Obama, his BlackBerry and the spies
The New York Times ran a piece on November 15th about the likely pending separation of U.S. President-Elect Barack Obama from his Research In Motion (RIM:TSX) BlackBerry. The upshot was that Mr. Obama had thrived off of the device, and used it specifically to stay in contact with his extended circle of friends throughout the campaign – many of whom would be full of the type of advice that politicians receive on a regular basis. Three days later, a similar reference appeared in a DTM story here at home.
According to the NYT, the Presidential Records Act is the problem that will ultimately come between the two:
…he faces the Presidential Records Act, which puts his correspondence in the official record and ultimately up for public review, and the threat of subpoenas.
Over at the Globe and Mail, the Presidential Records Act is a barrier for a different reason:
The Presidential Records Act prohibits the U.S. leader from communication that may see any confidential information slip into the public sphere and risk major security breaches.
Whether it be concern about all emails being on the public record post January 20th, or interception by foreign government, it looks as though the soon-to-be-President is about to lose his modern day six shooter.
What I don’t understand is the day-to-day BlackBerry security concern, either of politicians or Chief Executives. Messages sent via BlackBerry are encrypted with the security software of Mississauga-based Certicom (CIC:TSX). Their elliptic curve cryptography is the key — a security capability that has been deemed to be the finest in the world by none other than the U.S. Government’s National Security Agency; at least up to the Top Secret level. For those that are in the know, “Top Secret” isn’t all that high a security clearance level. Most precious government “intel” would rank higher than that, but not commercial matters — unless the source of the info was also identified. For the business world, Top Secret security capability should do certainly the trick.
If you think a landline telephone is any safer, think again. As most security consultants will tell you, any foreign government with the resources and the interest can listen to your company’s telephone calls, depending upon where they are originating from. Whether it be patents, RFP pricing, or an M&A bidding strategy, there are no secrets if a sophisticated foreign nation has the desire and commercial rationale for sticking their nose into your firm’s business.
If what you are dealing with is so sensitive that you are considering ditching the Certicom-powered Blackberry, don’t kid yourself that things will be any safer over a landline. What guys like Frank Quatrone have learned, however, is that the server never forgets what you write. So if you are worried about the SEC or the Department of Justice caring someday down the road, there’s a reason to kiss email goodbye.
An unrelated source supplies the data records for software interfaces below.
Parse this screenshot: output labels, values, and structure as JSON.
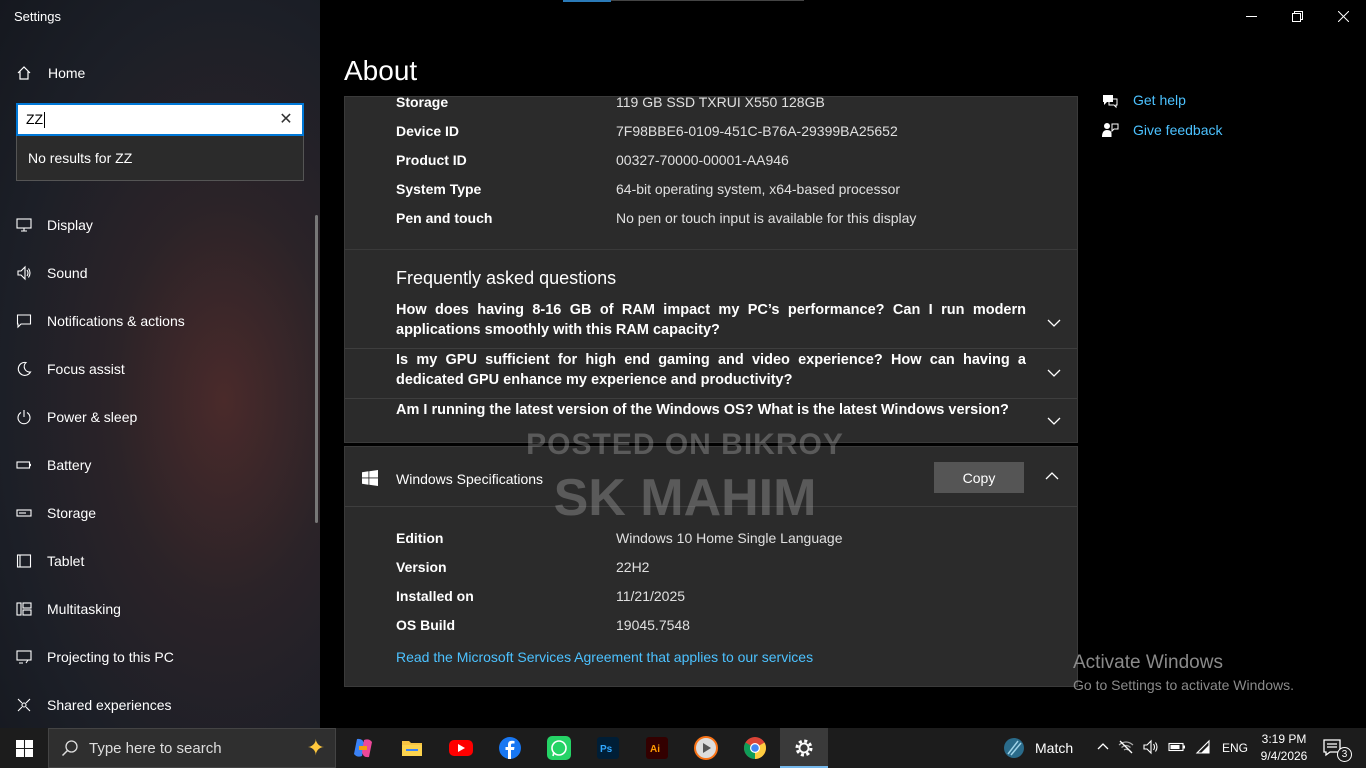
{
  "window": {
    "title": "Settings"
  },
  "sidebar": {
    "home_label": "Home",
    "search_value": "ZZ",
    "no_results": "No results for ZZ",
    "items": [
      {
        "label": "Display"
      },
      {
        "label": "Sound"
      },
      {
        "label": "Notifications & actions"
      },
      {
        "label": "Focus assist"
      },
      {
        "label": "Power & sleep"
      },
      {
        "label": "Battery"
      },
      {
        "label": "Storage"
      },
      {
        "label": "Tablet"
      },
      {
        "label": "Multitasking"
      },
      {
        "label": "Projecting to this PC"
      },
      {
        "label": "Shared experiences"
      }
    ]
  },
  "page": {
    "title": "About"
  },
  "device_specs": [
    {
      "key": "Storage",
      "value": "119 GB SSD TXRUI X550 128GB"
    },
    {
      "key": "Device ID",
      "value": "7F98BBE6-0109-451C-B76A-29399BA25652"
    },
    {
      "key": "Product ID",
      "value": "00327-70000-00001-AA946"
    },
    {
      "key": "System Type",
      "value": "64-bit operating system, x64-based processor"
    },
    {
      "key": "Pen and touch",
      "value": "No pen or touch input is available for this display"
    }
  ],
  "faq": {
    "title": "Frequently asked questions",
    "items": [
      {
        "q": "How does having 8-16 GB of RAM impact my PC’s performance? Can I run modern applications smoothly with this RAM capacity?"
      },
      {
        "q": "Is my GPU sufficient for high end gaming and video experience? How can having a dedicated GPU enhance my experience and productivity?"
      },
      {
        "q": "Am I running the latest version of the Windows OS? What is the latest Windows version?"
      }
    ]
  },
  "windows_specs": {
    "title": "Windows Specifications",
    "copy_label": "Copy",
    "rows": [
      {
        "key": "Edition",
        "value": "Windows 10 Home Single Language"
      },
      {
        "key": "Version",
        "value": "22H2"
      },
      {
        "key": "Installed on",
        "value": "11/21/2025"
      },
      {
        "key": "OS Build",
        "value": "19045.7548"
      }
    ],
    "link": "Read the Microsoft Services Agreement that applies to our services"
  },
  "side_links": [
    {
      "label": "Get help"
    },
    {
      "label": "Give feedback"
    }
  ],
  "watermark": {
    "line1": "POSTED ON BIKROY",
    "line2": "SK MAHIM"
  },
  "activation": {
    "line1": "Activate Windows",
    "line2": "Go to Settings to activate Windows."
  },
  "taskbar": {
    "search_placeholder": "Type here to search",
    "weather_label": "Match",
    "language": "ENG",
    "time": "3:19 PM",
    "date": "9/4/2026",
    "notification_count": "3"
  },
  "colors": {
    "accent": "#0078d7",
    "link": "#4cc2ff",
    "panel": "#2b2b2b"
  }
}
Just ask Mark Cuban how much fun it would be right now parsing an email exchange, rather than a “he said-she said” telephone call, regarding his sale of shares in Mamma.com….
(disclosure – I own RIM)